▶ [What is expected]: The answer should be each line of the records that contains the word "this"; please copy them all.

▶ [Data to examine]:
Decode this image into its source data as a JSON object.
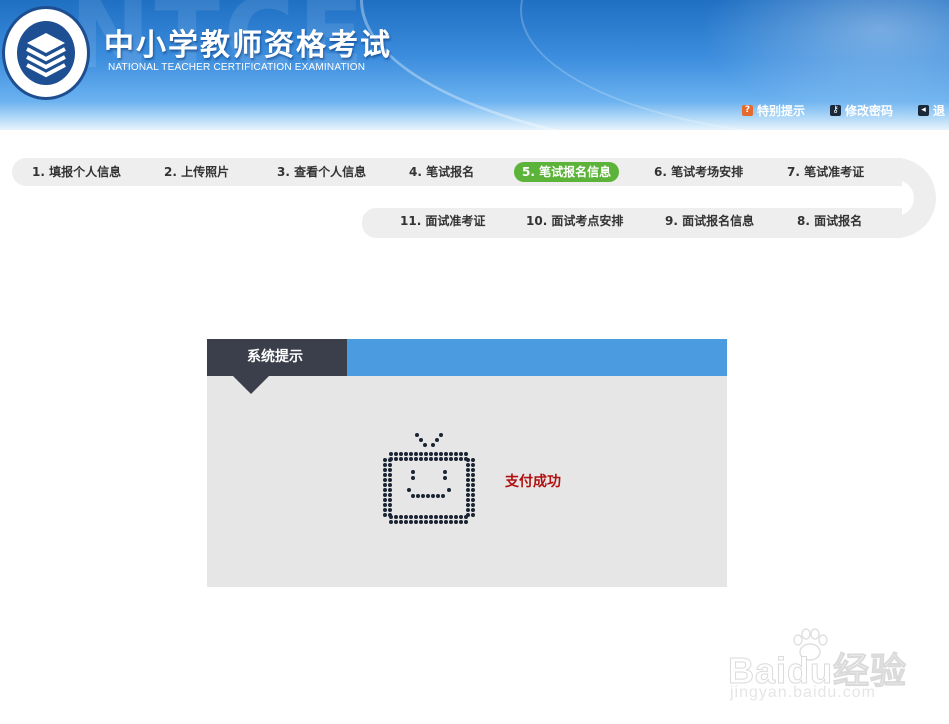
{
  "header": {
    "title": "中小学教师资格考试",
    "subtitle": "NATIONAL TEACHER CERTIFICATION EXAMINATION",
    "watermark_letters": "NTCE",
    "links": [
      {
        "icon": "warning-icon",
        "label": "特别提示"
      },
      {
        "icon": "key-icon",
        "label": "修改密码"
      },
      {
        "icon": "exit-icon",
        "label": "退"
      }
    ]
  },
  "steps": [
    {
      "label": "1. 填报个人信息",
      "active": false
    },
    {
      "label": "2. 上传照片",
      "active": false
    },
    {
      "label": "3. 查看个人信息",
      "active": false
    },
    {
      "label": "4. 笔试报名",
      "active": false
    },
    {
      "label": "5. 笔试报名信息",
      "active": true
    },
    {
      "label": "6. 笔试考场安排",
      "active": false
    },
    {
      "label": "7. 笔试准考证",
      "active": false
    },
    {
      "label": "8. 面试报名",
      "active": false
    },
    {
      "label": "9. 面试报名信息",
      "active": false
    },
    {
      "label": "10. 面试考点安排",
      "active": false
    },
    {
      "label": "11. 面试准考证",
      "active": false
    }
  ],
  "message": {
    "header": "系统提示",
    "text": "支付成功",
    "icon": "tv-smile-icon"
  },
  "watermark": {
    "brand": "Baidu经验",
    "url": "jingyan.baidu.com"
  },
  "colors": {
    "header_blue": "#3d8ede",
    "step_active": "#5cb33a",
    "message_head": "#4a9be0",
    "message_tab": "#3a3f4b",
    "message_text": "#b01010"
  }
}
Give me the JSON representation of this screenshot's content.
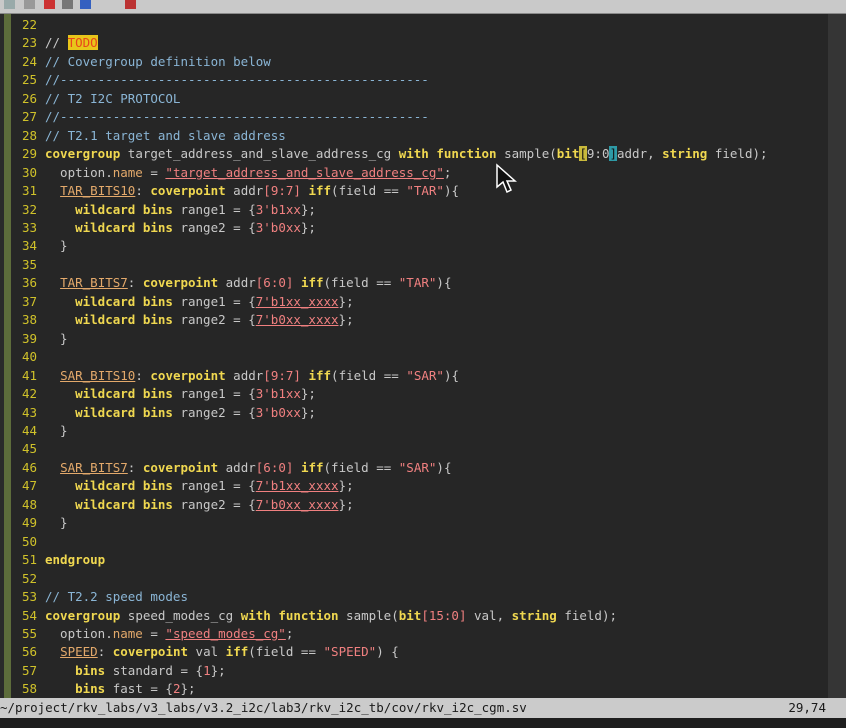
{
  "window": {
    "toolbar_icons": [
      "toolbar-icon-a",
      "toolbar-icon-b",
      "toolbar-icon-c",
      "toolbar-icon-d",
      "toolbar-icon-e",
      "toolbar-icon-f"
    ]
  },
  "editor": {
    "lines": [
      {
        "n": "22"
      },
      {
        "n": "23",
        "t1": "// ",
        "todo": "TODO"
      },
      {
        "n": "24",
        "cm": "// Covergroup definition below"
      },
      {
        "n": "25",
        "cm": "//-------------------------------------------------"
      },
      {
        "n": "26",
        "cm": "// T2 I2C PROTOCOL"
      },
      {
        "n": "27",
        "cm": "//-------------------------------------------------"
      },
      {
        "n": "28",
        "cm": "// T2.1 target and slave address"
      },
      {
        "n": "29",
        "kw1": "covergroup",
        "t1": " target_address_and_slave_address_cg ",
        "kw2": "with function",
        "t2": " sample(",
        "kw3": "bit",
        "pm1": "[",
        "t3": "9:0",
        "pm2": "]",
        "t4": "addr, ",
        "kw4": "string",
        "t5": " field);"
      },
      {
        "n": "30",
        "t1": "  option.",
        "nm": "name",
        "t2": " = ",
        "st": "\"target_address_and_slave_address_cg\"",
        "t3": ";"
      },
      {
        "n": "31",
        "t1": "  ",
        "nm": "TAR_BITS10",
        "t2": ": ",
        "kw1": "coverpoint",
        "t3": " addr",
        "st1": "[9:7]",
        "t4": " ",
        "kw2": "iff",
        "t5": "(field == ",
        "st2": "\"TAR\"",
        "t6": "){"
      },
      {
        "n": "32",
        "t1": "    ",
        "kw1": "wildcard bins",
        "t2": " range1 = {",
        "st": "3'b1xx",
        "t3": "};"
      },
      {
        "n": "33",
        "t1": "    ",
        "kw1": "wildcard bins",
        "t2": " range2 = {",
        "st": "3'b0xx",
        "t3": "};"
      },
      {
        "n": "34",
        "t1": "  }"
      },
      {
        "n": "35"
      },
      {
        "n": "36",
        "t1": "  ",
        "nm": "TAR_BITS7",
        "t2": ": ",
        "kw1": "coverpoint",
        "t3": " addr",
        "st1": "[6:0]",
        "t4": " ",
        "kw2": "iff",
        "t5": "(field == ",
        "st2": "\"TAR\"",
        "t6": "){"
      },
      {
        "n": "37",
        "t1": "    ",
        "kw1": "wildcard bins",
        "t2": " range1 = {",
        "st": "7'b1xx_xxxx",
        "t3": "};"
      },
      {
        "n": "38",
        "t1": "    ",
        "kw1": "wildcard bins",
        "t2": " range2 = {",
        "st": "7'b0xx_xxxx",
        "t3": "};"
      },
      {
        "n": "39",
        "t1": "  }"
      },
      {
        "n": "40"
      },
      {
        "n": "41",
        "t1": "  ",
        "nm": "SAR_BITS10",
        "t2": ": ",
        "kw1": "coverpoint",
        "t3": " addr",
        "st1": "[9:7]",
        "t4": " ",
        "kw2": "iff",
        "t5": "(field == ",
        "st2": "\"SAR\"",
        "t6": "){"
      },
      {
        "n": "42",
        "t1": "    ",
        "kw1": "wildcard bins",
        "t2": " range1 = {",
        "st": "3'b1xx",
        "t3": "};"
      },
      {
        "n": "43",
        "t1": "    ",
        "kw1": "wildcard bins",
        "t2": " range2 = {",
        "st": "3'b0xx",
        "t3": "};"
      },
      {
        "n": "44",
        "t1": "  }"
      },
      {
        "n": "45"
      },
      {
        "n": "46",
        "t1": "  ",
        "nm": "SAR_BITS7",
        "t2": ": ",
        "kw1": "coverpoint",
        "t3": " addr",
        "st1": "[6:0]",
        "t4": " ",
        "kw2": "iff",
        "t5": "(field == ",
        "st2": "\"SAR\"",
        "t6": "){"
      },
      {
        "n": "47",
        "t1": "    ",
        "kw1": "wildcard bins",
        "t2": " range1 = {",
        "st": "7'b1xx_xxxx",
        "t3": "};"
      },
      {
        "n": "48",
        "t1": "    ",
        "kw1": "wildcard bins",
        "t2": " range2 = {",
        "st": "7'b0xx_xxxx",
        "t3": "};"
      },
      {
        "n": "49",
        "t1": "  }"
      },
      {
        "n": "50"
      },
      {
        "n": "51",
        "kw1": "endgroup"
      },
      {
        "n": "52"
      },
      {
        "n": "53",
        "cm": "// T2.2 speed modes"
      },
      {
        "n": "54",
        "kw1": "covergroup",
        "t1": " speed_modes_cg ",
        "kw2": "with function",
        "t2": " sample(",
        "kw3": "bit",
        "st1": "[15:0]",
        "t3": " val, ",
        "kw4": "string",
        "t4": " field);"
      },
      {
        "n": "55",
        "t1": "  option.",
        "nm": "name",
        "t2": " = ",
        "st": "\"speed_modes_cg\"",
        "t3": ";"
      },
      {
        "n": "56",
        "t1": "  ",
        "nm": "SPEED",
        "t2": ": ",
        "kw1": "coverpoint",
        "t3": " val ",
        "kw2": "iff",
        "t4": "(field == ",
        "st2": "\"SPEED\"",
        "t5": ") {"
      },
      {
        "n": "57",
        "t1": "    ",
        "kw1": "bins",
        "t2": " standard = {",
        "st": "1",
        "t3": "};"
      },
      {
        "n": "58",
        "t1": "    ",
        "kw1": "bins",
        "t2": " fast = {",
        "st": "2",
        "t3": "};"
      }
    ]
  },
  "status": {
    "path": "~/project/rkv_labs/v3_labs/v3.2_i2c/lab3/rkv_i2c_tb/cov/rkv_i2c_cgm.sv",
    "position": "29,74"
  }
}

▶ [Written answer]:
Decode this image into its source data as a JSON object.
Give me the JSON representation of this screenshot's content.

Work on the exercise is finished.